Near node consists roughly of a blockchain layer and a runtime layer. These layers are designed to be independent from each other: the blockchain layer can in theory support runtime that processes transactions differently, has a different virtual machine (e.g. RISC-V), has different fees; on the other hand the runtime is oblivious to where the transactions are coming from. It is not aware whether the blockchain it runs on is sharded, what consensus it uses, and whether it runs as part of a blockchain at all.
The blockchain layer and the runtime layer share the following components and invariants:
Transactions and receipts are a fundamental concept in Near Protocol.
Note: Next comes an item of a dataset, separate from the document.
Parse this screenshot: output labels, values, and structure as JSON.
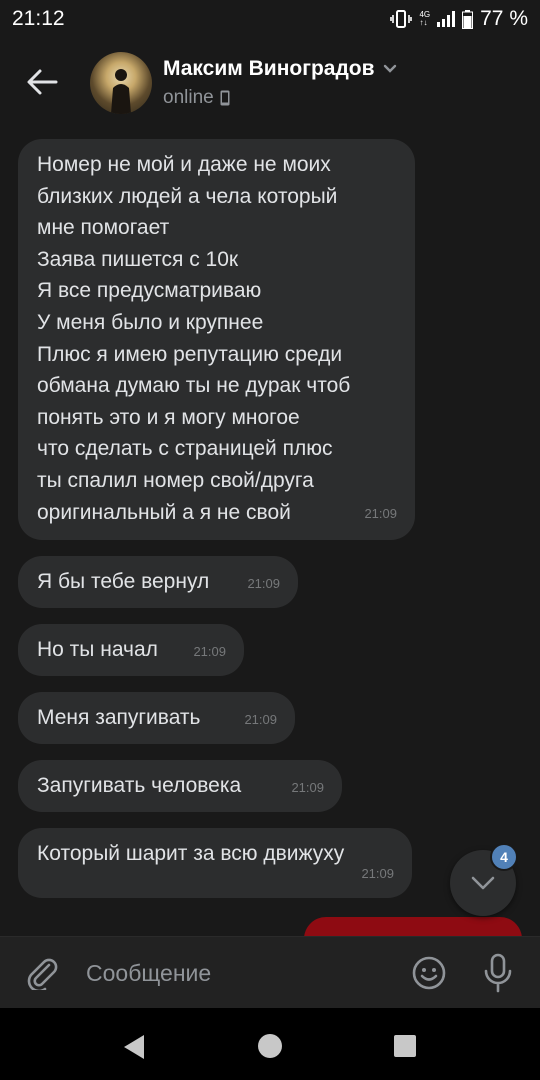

Transactions represent actions requested by the blockchain user, e.g. send assets, create account, execute a method, etc. Receipts, on the other hand is an internal structure; think of a receipt as a message which is used inside a message-passing system.
Transactions are created outside the Near Protocol node, by the user who sends them via RPC or network communication. Receipts are created by the runtime from transactions or as the result of processing other receipts.
Blockchain layer cannot create or process transactions and receipts, it can only manipulate them by passing them around and feeding them to a runtime.
Similar to Ethereum, Near Protocol is an account-based system. Which means that each blockchain user is roughly associated with one or several accounts (there are exceptions though, when users share an account and are separated through the access keys).
The runtime is essentially a complex set of rules on what to do with accounts based on the information from the transactions and the receipts. It is therefore deeply aware of the concept of account.
Blockchain layer however is mostly aware of the accounts through the trie (see below) and the validators (see below). Outside these two it does not operate on the accounts directly.
Every account at NEAR belongs to some shard. All the information related to this account also belongs to the same shard. The information includes:
- Locked balance (for staking)
- Code of the contract
- Key-value storage of the contract
- All Access Keys
Runtime assumes, it's the only information that is available for the contract execution. While other accounts may belong to the same shards, the Runtime never uses or provides them during contract execution. We can just assume that every account belongs to its own shard. So there is no reason to intentionally try to collocate accounts.
Near Protocol is a stateful blockchain -- there is a state associated with each account and the user actions performed through transactions mutate that state. The state then is stored as a trie, and both the blockchain layer and the runtime layer are aware of this technical detail.
The blockchain layer manipulates the trie directly. It partitions the trie between the shards to distribute the load. It synchronizes the trie between the nodes, and eventually it is responsible for maintaining the consistency of the trie between the nodes through its consensus mechanism and other game-theoretic methods.
The runtime layer is also aware that the storage that it uses to perform the operations on is a trie. In general it does not have to know this technical detail and in theory we could have abstracted out the trie as a generic key-value storage. However, we allow some trie-specific operations that we expose to the smart contract developers so that they utilize Near Protocol to its maximum efficiency.
Even though tokens is a fundamental concept of the blockchain, it is neatly encapsulated inside the runtime layer together with the gas, fees, and rewards.
The only way the blockchain layer is aware of the tokens and the gas is through the computation of the exchange rate and the inflation which is based strictly on the block production mechanics.
Both the blockchain layer and the runtime layer are aware of a special group of participants who are responsible for maintaining the integrity of the Near Protocol. These participants are associated with the accounts and are rewarded accordingly. The reward part is what the runtime layer is aware of, while everything around the orchestration of the validators is inside the blockchain layer.
Interestingly, the following concepts are for the blockchain layer only and the runtime layer is not aware of them:
- Sharding -- the runtime layer does not know that it is being used in a sharded blockchain, e.g. it does not know that the trie it works on is only a part of the overall blockchain state;
- Blocks or chunks -- the runtime does not know that the receipts that it processes constitute a chunk and that the output receipts will be used in other chunks. From the runtime perspective it consumes and outputs batches of transactions and receipts;
- Consensus -- the runtime does not know how consistency of the state is maintained;
- Communication -- the runtime don't know anything about the current network topology. Receipt has only a receiver_id (a recipient account), but knows nothing about the destination shard, so it's a responsibility of a blockchain layer to route a particular receipt.
- Fees and rewards -- fees and rewards are neatly encapsulated in the runtime layer. The blockchain layer, however has an indirect knowledge of them through the computation of the tokens-to-gas exchange rate and the inflation.